Activity.
Search the records for "domain". Report every line where it occurs.

Record set.
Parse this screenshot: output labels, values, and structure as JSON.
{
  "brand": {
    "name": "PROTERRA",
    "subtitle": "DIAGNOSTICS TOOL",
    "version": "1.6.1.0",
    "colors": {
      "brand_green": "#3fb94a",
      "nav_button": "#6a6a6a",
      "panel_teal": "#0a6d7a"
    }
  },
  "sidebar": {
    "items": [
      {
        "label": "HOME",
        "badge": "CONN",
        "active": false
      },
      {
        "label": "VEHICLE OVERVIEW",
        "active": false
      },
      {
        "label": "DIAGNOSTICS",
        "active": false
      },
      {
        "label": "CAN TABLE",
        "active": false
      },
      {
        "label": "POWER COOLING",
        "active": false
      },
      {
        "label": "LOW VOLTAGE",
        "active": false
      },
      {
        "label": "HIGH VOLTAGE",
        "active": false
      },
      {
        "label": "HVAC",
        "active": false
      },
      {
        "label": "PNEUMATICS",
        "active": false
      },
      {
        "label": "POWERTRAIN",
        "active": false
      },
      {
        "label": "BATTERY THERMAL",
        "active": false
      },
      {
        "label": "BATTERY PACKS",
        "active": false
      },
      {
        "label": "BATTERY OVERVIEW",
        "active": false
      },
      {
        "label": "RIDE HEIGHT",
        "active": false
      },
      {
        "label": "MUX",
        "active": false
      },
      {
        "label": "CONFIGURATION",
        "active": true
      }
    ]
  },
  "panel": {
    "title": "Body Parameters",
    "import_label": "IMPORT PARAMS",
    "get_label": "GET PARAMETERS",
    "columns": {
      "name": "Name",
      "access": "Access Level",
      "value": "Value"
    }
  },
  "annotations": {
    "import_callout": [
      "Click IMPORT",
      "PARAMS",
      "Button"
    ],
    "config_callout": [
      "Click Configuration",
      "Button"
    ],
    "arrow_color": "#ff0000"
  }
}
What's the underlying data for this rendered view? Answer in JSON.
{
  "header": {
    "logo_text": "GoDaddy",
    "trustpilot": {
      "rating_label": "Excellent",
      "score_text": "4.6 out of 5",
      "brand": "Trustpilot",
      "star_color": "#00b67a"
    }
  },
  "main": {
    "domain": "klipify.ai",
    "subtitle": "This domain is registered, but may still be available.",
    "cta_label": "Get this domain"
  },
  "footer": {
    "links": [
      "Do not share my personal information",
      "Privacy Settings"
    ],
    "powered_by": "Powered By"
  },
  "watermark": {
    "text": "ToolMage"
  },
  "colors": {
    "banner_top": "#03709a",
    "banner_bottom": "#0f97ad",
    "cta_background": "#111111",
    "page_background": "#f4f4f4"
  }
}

Result of this task.
    "domain": "klipify.ai",
    "subtitle": "This domain is registered, but may still be available.",
    "cta_label": "Get this domain"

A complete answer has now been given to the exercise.